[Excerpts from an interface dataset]
[Start of Attachment]
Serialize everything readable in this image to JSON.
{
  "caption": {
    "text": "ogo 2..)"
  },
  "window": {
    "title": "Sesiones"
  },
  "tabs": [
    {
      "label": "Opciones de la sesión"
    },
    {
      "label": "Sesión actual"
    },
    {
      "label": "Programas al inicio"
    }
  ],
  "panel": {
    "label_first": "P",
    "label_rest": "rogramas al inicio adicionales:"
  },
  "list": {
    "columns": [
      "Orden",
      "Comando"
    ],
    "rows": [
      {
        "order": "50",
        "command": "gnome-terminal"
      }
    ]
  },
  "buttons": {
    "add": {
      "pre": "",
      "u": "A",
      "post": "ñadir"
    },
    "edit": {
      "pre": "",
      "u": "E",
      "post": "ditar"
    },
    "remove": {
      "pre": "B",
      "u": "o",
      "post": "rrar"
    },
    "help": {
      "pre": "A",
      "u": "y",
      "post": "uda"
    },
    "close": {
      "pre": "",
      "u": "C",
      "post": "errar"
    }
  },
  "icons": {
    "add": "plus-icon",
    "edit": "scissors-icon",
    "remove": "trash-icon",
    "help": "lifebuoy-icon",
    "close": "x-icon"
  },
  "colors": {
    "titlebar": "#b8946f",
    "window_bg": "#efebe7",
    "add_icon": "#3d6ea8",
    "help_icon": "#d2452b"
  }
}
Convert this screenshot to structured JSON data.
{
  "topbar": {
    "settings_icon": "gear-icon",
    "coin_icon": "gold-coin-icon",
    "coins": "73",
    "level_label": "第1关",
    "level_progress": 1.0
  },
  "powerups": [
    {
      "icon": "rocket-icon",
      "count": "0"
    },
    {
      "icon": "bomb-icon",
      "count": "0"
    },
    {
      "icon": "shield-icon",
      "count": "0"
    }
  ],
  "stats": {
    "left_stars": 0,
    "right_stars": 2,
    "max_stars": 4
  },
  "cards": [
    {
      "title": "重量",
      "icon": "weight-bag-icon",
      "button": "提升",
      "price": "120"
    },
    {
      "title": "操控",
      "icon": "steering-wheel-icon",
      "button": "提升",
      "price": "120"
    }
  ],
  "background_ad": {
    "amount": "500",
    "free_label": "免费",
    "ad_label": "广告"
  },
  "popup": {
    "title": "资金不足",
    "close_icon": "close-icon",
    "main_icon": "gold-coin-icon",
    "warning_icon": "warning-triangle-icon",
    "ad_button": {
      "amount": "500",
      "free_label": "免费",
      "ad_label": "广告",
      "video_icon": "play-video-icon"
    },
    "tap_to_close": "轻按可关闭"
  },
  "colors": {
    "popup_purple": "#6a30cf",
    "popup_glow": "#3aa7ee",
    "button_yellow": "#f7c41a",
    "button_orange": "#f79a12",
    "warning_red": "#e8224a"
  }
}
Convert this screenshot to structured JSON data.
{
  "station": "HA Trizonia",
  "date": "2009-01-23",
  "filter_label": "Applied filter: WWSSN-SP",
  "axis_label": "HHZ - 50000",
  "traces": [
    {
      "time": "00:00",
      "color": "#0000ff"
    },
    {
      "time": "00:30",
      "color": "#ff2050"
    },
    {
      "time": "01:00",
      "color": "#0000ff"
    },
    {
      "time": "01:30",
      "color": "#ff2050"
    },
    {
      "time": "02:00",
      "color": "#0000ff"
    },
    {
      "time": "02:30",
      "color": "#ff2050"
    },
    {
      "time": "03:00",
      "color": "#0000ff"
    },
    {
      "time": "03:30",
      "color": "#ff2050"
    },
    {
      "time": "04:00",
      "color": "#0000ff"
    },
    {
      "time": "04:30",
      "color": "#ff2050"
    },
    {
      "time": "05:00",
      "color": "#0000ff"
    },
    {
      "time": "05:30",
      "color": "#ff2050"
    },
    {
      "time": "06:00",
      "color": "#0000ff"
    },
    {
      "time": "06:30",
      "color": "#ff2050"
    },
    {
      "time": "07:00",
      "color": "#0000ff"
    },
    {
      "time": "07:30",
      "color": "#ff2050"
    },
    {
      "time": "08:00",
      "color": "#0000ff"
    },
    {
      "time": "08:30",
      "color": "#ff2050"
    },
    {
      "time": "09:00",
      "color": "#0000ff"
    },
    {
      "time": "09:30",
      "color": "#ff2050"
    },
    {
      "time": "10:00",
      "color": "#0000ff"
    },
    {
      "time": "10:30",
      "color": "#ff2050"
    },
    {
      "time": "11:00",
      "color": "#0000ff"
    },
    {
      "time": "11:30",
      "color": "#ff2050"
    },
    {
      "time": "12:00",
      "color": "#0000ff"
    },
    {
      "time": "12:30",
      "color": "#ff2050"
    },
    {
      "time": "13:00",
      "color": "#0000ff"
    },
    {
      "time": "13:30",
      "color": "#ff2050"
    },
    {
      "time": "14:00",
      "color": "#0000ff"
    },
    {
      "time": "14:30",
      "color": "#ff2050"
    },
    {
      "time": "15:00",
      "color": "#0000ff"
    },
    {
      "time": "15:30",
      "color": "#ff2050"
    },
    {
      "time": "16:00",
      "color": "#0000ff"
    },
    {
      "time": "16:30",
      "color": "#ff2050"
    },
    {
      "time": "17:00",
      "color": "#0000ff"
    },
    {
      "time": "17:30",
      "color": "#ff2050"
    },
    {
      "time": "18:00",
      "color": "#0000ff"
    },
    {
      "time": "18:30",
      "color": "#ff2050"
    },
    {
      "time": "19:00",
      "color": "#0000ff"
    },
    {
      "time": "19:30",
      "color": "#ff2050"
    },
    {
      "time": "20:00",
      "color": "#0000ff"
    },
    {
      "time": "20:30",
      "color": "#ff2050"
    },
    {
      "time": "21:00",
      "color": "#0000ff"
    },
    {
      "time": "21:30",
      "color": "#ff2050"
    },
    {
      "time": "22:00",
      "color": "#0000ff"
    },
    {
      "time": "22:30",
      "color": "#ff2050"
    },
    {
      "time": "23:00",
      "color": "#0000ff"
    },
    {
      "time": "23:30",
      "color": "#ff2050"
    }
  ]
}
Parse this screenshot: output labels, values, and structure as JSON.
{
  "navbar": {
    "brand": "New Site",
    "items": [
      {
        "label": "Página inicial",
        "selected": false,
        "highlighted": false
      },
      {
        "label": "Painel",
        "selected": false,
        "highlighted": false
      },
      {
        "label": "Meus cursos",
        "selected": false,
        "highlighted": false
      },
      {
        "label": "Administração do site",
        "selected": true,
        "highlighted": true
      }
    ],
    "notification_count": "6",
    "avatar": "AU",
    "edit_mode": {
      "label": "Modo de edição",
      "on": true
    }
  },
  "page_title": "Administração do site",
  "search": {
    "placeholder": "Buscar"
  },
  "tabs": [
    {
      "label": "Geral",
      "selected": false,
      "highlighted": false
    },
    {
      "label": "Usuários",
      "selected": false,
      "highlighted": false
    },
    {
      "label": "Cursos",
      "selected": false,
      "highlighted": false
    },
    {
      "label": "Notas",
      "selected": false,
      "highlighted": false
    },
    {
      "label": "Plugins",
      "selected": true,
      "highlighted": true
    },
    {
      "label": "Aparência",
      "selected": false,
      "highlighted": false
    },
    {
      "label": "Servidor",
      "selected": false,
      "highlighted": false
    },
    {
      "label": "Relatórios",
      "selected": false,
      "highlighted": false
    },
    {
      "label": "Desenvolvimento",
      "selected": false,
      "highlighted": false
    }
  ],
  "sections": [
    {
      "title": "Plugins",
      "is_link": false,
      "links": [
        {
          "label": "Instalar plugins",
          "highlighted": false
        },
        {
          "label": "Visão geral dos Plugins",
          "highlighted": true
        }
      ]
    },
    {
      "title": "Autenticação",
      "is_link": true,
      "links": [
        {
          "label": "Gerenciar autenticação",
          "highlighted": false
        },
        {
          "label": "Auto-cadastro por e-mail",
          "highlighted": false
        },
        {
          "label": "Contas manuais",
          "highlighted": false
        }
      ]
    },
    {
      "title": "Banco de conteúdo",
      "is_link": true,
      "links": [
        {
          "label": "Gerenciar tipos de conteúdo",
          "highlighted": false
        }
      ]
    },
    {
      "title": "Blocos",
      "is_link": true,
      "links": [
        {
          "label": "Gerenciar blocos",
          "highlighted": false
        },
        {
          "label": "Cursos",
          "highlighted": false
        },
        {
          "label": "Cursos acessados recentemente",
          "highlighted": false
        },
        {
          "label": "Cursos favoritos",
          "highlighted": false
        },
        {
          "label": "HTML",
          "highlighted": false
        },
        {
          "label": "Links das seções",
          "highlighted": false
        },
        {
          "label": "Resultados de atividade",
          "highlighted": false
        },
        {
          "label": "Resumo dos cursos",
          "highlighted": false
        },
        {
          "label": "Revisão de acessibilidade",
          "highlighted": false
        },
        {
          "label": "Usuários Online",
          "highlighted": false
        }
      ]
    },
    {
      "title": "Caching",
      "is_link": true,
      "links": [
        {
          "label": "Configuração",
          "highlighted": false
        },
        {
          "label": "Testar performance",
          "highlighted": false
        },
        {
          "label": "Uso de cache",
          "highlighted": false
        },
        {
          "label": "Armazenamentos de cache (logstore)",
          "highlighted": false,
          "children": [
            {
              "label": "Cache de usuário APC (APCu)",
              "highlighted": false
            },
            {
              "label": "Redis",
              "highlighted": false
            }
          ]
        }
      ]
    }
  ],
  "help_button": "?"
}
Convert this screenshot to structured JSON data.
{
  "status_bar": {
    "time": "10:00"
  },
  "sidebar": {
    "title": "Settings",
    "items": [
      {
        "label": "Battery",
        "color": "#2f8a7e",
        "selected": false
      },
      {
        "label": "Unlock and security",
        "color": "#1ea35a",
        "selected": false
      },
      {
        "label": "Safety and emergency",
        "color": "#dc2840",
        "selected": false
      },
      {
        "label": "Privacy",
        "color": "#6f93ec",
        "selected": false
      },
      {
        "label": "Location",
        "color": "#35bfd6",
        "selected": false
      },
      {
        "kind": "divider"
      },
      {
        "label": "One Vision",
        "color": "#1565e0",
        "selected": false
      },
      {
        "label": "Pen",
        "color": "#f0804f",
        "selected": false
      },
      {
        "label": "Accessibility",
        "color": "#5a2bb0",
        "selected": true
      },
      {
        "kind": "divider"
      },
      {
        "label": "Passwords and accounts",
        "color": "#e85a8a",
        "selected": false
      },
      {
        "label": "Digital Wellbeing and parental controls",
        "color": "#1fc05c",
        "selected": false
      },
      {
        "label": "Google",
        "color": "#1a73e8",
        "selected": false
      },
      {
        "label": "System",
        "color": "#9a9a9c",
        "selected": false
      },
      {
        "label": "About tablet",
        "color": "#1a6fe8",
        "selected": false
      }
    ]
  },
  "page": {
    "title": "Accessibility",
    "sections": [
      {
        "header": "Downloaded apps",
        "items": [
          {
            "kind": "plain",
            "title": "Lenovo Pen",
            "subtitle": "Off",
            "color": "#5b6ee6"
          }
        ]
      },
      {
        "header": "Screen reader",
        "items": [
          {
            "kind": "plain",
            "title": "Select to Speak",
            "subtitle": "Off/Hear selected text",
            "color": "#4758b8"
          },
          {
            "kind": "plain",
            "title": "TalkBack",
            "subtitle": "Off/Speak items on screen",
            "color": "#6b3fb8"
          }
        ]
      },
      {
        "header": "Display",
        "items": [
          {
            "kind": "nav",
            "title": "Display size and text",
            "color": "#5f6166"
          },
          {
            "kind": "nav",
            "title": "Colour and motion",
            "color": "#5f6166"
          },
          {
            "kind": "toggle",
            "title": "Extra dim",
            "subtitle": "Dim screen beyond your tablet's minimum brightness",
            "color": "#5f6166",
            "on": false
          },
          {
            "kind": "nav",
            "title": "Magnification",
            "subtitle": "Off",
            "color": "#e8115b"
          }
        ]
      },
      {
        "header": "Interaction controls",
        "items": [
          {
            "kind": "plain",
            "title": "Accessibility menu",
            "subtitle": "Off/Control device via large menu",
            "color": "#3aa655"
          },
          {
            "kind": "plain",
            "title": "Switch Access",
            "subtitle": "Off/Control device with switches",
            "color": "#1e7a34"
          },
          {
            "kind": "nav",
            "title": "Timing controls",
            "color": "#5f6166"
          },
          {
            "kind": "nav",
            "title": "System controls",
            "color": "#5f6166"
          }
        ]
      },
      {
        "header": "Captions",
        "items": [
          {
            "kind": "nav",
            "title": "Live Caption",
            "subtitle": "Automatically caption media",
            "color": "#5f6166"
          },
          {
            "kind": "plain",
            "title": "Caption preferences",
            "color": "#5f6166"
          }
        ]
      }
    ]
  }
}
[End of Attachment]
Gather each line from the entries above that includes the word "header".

        "header": "Downloaded apps",
        "header": "Screen reader",
        "header": "Display",
        "header": "Interaction controls",
        "header": "Captions",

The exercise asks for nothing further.